-- Opening Marker --

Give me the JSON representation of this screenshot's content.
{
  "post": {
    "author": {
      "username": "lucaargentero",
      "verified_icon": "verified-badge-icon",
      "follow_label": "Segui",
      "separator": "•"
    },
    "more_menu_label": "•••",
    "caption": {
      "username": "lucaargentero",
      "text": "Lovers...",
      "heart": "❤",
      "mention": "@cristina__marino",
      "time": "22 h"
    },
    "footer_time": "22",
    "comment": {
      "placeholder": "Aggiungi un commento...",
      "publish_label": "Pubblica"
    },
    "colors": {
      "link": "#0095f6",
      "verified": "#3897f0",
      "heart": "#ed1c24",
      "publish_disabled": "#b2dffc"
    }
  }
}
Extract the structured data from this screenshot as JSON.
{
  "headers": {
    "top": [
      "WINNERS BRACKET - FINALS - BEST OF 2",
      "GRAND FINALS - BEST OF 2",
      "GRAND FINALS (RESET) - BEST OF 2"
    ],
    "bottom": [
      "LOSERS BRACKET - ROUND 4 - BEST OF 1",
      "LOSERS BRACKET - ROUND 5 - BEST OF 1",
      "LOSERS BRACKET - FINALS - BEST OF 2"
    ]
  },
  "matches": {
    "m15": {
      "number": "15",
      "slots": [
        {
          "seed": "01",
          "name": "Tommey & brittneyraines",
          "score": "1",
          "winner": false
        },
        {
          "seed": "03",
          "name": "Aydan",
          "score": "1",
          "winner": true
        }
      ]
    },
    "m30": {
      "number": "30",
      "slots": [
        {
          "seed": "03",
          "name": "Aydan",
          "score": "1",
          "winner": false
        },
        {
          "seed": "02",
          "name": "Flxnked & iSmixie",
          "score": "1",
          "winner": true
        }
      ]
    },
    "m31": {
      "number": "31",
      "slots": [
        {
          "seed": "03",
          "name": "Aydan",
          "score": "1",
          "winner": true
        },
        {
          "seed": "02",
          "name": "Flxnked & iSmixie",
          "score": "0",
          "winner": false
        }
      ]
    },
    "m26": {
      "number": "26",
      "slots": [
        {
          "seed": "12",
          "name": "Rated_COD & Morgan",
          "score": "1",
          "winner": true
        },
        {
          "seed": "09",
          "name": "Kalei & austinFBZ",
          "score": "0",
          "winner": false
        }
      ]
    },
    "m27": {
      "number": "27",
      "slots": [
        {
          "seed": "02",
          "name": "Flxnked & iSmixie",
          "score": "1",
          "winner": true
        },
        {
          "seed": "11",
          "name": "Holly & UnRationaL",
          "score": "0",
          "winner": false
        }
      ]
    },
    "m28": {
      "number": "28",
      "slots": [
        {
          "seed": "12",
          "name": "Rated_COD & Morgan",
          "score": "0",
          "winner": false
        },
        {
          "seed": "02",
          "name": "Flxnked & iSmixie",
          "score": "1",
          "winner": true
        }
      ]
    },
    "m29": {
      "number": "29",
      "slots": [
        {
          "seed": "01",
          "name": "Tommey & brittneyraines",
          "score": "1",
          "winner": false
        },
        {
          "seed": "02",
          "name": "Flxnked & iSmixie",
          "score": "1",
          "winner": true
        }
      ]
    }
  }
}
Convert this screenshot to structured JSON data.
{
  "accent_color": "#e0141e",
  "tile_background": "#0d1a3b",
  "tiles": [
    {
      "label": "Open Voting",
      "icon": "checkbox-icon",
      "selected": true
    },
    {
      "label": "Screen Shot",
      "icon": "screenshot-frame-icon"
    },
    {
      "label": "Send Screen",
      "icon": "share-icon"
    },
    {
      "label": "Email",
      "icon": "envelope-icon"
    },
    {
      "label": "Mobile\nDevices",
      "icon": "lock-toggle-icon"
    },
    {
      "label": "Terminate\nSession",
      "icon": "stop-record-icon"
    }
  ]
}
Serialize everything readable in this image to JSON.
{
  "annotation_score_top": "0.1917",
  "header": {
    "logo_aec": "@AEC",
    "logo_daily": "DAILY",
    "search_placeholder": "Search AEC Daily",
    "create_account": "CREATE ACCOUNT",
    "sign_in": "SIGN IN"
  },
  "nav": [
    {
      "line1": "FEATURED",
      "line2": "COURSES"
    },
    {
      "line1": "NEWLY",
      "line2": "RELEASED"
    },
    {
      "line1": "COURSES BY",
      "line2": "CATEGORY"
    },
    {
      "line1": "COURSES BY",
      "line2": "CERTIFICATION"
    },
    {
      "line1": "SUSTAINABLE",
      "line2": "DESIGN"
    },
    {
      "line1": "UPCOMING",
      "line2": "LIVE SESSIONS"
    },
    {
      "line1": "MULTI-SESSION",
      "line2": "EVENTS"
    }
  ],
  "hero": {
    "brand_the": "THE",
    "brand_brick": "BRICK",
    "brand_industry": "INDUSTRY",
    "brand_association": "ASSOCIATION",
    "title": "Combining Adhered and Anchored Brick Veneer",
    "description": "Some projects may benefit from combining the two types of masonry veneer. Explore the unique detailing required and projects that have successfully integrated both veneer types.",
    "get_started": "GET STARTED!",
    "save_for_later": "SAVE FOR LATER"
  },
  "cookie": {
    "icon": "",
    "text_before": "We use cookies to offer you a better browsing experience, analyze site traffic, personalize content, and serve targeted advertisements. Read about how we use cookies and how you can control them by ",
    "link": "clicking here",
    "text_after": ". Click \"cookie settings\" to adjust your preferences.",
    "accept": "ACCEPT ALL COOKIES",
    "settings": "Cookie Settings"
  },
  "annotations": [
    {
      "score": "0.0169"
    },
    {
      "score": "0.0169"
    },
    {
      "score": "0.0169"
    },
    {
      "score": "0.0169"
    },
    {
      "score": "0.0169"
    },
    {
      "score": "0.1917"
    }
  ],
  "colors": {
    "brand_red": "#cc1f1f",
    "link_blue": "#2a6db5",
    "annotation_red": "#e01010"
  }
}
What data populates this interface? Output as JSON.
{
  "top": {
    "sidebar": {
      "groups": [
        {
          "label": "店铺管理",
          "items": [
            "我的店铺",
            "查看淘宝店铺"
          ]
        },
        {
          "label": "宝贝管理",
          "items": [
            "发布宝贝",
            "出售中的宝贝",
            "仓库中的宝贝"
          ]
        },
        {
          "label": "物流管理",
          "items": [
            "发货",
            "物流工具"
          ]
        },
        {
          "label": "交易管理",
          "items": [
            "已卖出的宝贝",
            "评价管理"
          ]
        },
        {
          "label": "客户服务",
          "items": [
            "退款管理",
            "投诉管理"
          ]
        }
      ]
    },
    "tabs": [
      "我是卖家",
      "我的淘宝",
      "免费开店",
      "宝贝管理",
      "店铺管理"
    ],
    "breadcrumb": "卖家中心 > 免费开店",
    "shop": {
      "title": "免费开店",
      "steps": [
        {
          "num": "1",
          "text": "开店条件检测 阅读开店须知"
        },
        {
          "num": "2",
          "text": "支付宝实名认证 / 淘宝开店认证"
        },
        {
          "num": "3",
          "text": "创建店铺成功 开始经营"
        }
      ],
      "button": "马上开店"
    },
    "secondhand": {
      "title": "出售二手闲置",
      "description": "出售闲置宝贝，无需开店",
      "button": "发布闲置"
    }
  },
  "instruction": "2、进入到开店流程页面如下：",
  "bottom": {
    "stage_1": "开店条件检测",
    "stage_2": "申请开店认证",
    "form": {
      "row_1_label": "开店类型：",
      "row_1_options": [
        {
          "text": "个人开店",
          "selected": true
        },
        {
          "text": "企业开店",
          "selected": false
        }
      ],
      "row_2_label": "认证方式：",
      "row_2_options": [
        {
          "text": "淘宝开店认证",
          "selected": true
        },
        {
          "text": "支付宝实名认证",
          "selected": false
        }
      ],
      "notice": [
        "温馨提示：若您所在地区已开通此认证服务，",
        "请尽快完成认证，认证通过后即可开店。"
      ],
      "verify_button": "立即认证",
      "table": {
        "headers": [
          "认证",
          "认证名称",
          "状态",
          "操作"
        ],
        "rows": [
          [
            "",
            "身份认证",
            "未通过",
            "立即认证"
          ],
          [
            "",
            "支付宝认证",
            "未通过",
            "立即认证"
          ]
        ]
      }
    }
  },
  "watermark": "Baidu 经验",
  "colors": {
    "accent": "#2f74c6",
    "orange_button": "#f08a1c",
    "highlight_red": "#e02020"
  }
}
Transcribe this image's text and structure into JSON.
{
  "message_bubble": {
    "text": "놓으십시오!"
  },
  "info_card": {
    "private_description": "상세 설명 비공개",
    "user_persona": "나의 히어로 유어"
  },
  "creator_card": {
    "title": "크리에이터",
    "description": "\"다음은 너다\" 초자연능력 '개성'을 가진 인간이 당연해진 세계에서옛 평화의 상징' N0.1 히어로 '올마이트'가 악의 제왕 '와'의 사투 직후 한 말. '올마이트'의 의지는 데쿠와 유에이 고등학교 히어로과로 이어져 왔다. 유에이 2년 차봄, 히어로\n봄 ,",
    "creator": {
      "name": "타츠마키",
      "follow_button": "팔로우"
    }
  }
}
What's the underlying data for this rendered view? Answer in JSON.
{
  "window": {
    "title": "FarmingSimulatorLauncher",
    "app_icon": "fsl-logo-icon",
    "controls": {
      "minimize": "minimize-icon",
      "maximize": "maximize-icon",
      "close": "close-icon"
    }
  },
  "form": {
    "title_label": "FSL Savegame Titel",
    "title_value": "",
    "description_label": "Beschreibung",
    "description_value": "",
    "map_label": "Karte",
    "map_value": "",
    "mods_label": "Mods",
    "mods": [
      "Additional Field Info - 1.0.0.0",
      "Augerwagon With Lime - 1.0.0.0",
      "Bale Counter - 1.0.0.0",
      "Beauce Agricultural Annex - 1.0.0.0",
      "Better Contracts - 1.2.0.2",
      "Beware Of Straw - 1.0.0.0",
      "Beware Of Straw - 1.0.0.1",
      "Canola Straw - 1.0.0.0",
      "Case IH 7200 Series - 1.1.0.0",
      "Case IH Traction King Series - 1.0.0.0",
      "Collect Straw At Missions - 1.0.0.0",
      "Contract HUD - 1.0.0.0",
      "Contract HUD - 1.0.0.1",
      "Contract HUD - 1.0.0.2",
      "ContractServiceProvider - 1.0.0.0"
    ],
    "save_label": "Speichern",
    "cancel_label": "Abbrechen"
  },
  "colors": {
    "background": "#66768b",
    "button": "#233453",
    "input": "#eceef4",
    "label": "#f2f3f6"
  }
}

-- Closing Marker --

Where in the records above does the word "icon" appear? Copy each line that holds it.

      "verified_icon": "verified-badge-icon",
      "icon": "checkbox-icon",
      "icon": "screenshot-frame-icon"
      "icon": "share-icon"
      "icon": "envelope-icon"
      "icon": "lock-toggle-icon"
      "icon": "stop-record-icon"
    "icon": "",
    "app_icon": "fsl-logo-icon",
      "minimize": "minimize-icon",
      "maximize": "maximize-icon",
      "close": "close-icon"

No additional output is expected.